Q: Recent news reports about workplace misconduct have us taking a closer look at our strategy for preventing and addressing harassment at our company. Do you have any suggestions as we enter the new year?

A: It's critical for all employers to take a proactive approach to harassment in the workplace; it's not enough to simply have a policy. With that in mind, here is a list of suggested principles for management and employees to follow as you march forward and embrace the new year:

  • Know your policy. This assumes you have a policy; if you don't, develop one now.
  • Update an old policy. Seek clarification and ask questions about any aspects of your policy that you are unsure of and, if necessary, update it. Doing so with input from your employees can be enlightening and will enhance the final product.
  • Communicate your policy. Take it off the shelf, dust it off, and let it shine in the light of day. Open discussion of behavioral expectations can be healthy for all.
  • Encourage prompt reporting of complaints. Early intervention works; putting out small fires beats watching the building burn to the ground.
  • Support your policy. Keep it in the family, fly the flag, show that management cares and that the company is the place to seek intervention and resolution. There are other resources you don't want your employees to seek out, e.g., a plaintiff's attorney or the Connecticut Commission on Human Rights and Opportunities. Schedule harassment prevention training, emphasizing that responsibility for a respectful workplace is everyone's job, supervisors and employees alike.
  • Respond promptly. Sometimes a quick bit of attention, even if not an immediate solution, means a lot to someone who's feeling hurt or disrespected.
  • Treat all complaints seriously. At times, the resolution may be, "We don't find that this matter warrants investigation or corrective action, but thank you for presenting your concerns. Nonetheless, we will remind everyone to speak/act in a respectful, professional manner. We hope that you will find our ongoing work environment satisfactory." Some complaints will warrant more time and attention, but all should be addressed in a way that clearly and strongly signals that management cares, is accessible, and the company is the place to resolve such concerns.
  • Be cooperative during an investigation. The goal is not to get people fired or to have employees "rat out" their coworkers. Instead, it is to gain everyone's cooperation in maintaining a safe, secure, respectful work environment.
  • Do not gossip or spread rumors. Unfounded commentary pollutes the pool of information management must wade through to get to the truth. It can also irreparably harm an innocent person’s good name. Be sure to mark the path to the appropriate manager conducting an investigation, so anyone with relevant information can get there unscathed and present any relevant facts they may have.
    Be extra vigilant to avoid any reaction that might be interpreted as retaliatory.
    — CBIA HR Counsel Mark Soycher
  • Be persistent in eradicating harassment. Effective corrective action means eliminating the inappropriate conduct. Like noxious weeds, the bad behavior may sprout again, which means more corrective action. But persist in striving to attain a harassment-free work environment. "You can't teach an old dog new tricks, boys will be boys, it's only harmless fun," and the like are nothing but common myths and poor excuses. They are not acceptable defenses, so don't buy into them.
  • Guard against retaliation. As difficult as it may be to maintain a positive demeanor toward someone who has disrupted your day with a nettlesome problem, punishing the complainer is illegal retaliation, so be extra vigilant to avoid any reaction that might be interpreted as retaliatory.
  • Model the policy yourself. Everyone—especially management—must set the right tone. The vast majority of workers are interested in a positive work environment. Critical comments such as "that's not acceptable here" or "please don't do/say such things in our work setting" will likely prompt strong support.
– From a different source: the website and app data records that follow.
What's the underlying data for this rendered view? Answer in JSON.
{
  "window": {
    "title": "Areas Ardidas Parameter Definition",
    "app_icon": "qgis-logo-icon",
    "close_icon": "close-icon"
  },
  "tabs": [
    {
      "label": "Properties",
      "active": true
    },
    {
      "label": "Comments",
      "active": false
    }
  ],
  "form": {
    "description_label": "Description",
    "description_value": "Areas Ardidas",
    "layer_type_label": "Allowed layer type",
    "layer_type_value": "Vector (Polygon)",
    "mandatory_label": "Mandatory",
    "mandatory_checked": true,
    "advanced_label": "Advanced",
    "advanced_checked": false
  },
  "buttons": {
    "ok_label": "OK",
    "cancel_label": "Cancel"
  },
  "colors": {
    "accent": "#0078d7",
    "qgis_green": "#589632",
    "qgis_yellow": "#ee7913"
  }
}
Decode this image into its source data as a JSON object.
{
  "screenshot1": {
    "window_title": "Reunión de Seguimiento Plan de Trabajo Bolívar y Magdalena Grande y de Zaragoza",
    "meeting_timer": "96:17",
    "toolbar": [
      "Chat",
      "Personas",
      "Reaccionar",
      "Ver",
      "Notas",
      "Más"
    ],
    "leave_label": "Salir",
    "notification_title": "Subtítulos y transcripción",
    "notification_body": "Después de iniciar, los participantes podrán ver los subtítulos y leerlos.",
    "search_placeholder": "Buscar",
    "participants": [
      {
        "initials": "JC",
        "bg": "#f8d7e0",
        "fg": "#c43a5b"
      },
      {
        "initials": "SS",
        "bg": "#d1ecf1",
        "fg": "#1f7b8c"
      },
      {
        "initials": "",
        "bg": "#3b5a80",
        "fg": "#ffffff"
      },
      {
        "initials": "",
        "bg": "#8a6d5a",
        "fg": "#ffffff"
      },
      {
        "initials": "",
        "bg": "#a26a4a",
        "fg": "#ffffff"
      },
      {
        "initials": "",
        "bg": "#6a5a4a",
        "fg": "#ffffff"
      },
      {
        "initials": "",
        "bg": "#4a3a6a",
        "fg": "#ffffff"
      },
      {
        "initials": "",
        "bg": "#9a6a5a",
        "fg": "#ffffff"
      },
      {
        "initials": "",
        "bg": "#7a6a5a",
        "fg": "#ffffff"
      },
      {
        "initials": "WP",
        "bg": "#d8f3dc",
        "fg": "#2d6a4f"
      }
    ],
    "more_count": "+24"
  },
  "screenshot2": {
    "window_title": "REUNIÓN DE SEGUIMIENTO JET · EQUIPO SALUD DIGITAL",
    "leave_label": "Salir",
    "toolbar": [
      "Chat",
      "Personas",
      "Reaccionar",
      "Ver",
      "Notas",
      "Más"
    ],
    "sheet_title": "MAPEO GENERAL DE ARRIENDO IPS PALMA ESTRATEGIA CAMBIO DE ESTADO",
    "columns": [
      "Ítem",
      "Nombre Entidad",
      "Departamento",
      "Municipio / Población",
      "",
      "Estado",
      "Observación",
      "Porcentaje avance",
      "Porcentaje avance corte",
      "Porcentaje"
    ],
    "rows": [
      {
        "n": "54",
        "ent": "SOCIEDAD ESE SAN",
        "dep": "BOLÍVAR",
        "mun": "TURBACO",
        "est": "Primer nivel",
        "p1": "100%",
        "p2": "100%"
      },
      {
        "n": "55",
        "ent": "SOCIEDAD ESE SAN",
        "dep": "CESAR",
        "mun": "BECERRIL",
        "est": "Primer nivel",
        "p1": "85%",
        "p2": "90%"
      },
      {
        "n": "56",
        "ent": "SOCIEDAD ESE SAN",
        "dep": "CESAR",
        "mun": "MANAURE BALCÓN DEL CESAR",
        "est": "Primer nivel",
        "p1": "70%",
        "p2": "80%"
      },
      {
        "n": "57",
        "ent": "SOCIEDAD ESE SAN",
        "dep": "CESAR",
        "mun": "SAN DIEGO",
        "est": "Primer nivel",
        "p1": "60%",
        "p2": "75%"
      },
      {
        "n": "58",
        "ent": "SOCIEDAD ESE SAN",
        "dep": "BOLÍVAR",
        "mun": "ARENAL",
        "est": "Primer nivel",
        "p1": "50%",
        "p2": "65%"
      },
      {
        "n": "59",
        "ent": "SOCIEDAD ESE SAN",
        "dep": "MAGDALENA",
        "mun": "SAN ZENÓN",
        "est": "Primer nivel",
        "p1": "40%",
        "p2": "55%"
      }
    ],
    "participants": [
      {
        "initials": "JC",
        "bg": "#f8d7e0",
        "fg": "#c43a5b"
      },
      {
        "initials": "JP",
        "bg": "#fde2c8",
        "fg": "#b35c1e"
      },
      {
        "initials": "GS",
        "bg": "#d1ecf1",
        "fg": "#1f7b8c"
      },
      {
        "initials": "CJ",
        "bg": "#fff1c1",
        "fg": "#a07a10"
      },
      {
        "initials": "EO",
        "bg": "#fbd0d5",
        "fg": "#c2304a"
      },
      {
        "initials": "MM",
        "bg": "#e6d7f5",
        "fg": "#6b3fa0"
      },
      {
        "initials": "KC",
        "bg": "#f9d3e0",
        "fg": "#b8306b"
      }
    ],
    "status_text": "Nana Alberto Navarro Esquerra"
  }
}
Emotional Well-Being

So often, we stress physical safety, so at the end of the day everyone returns home able to enjoy good health and embrace their loved ones.

While harassment generally doesn't jeopardize physical safety, it very often threatens emotional well-being, equally important to sustaining respect and continued personal and financial security.

A happy and healthy new year to all!


HR problems? Email or call Mark Soycher at the HR Hotline (860.244.1900) | @HRHotline. Also, contact Soycher to learn more about CBIA's on-site sexual harassment prevention training programs for supervisors and employees.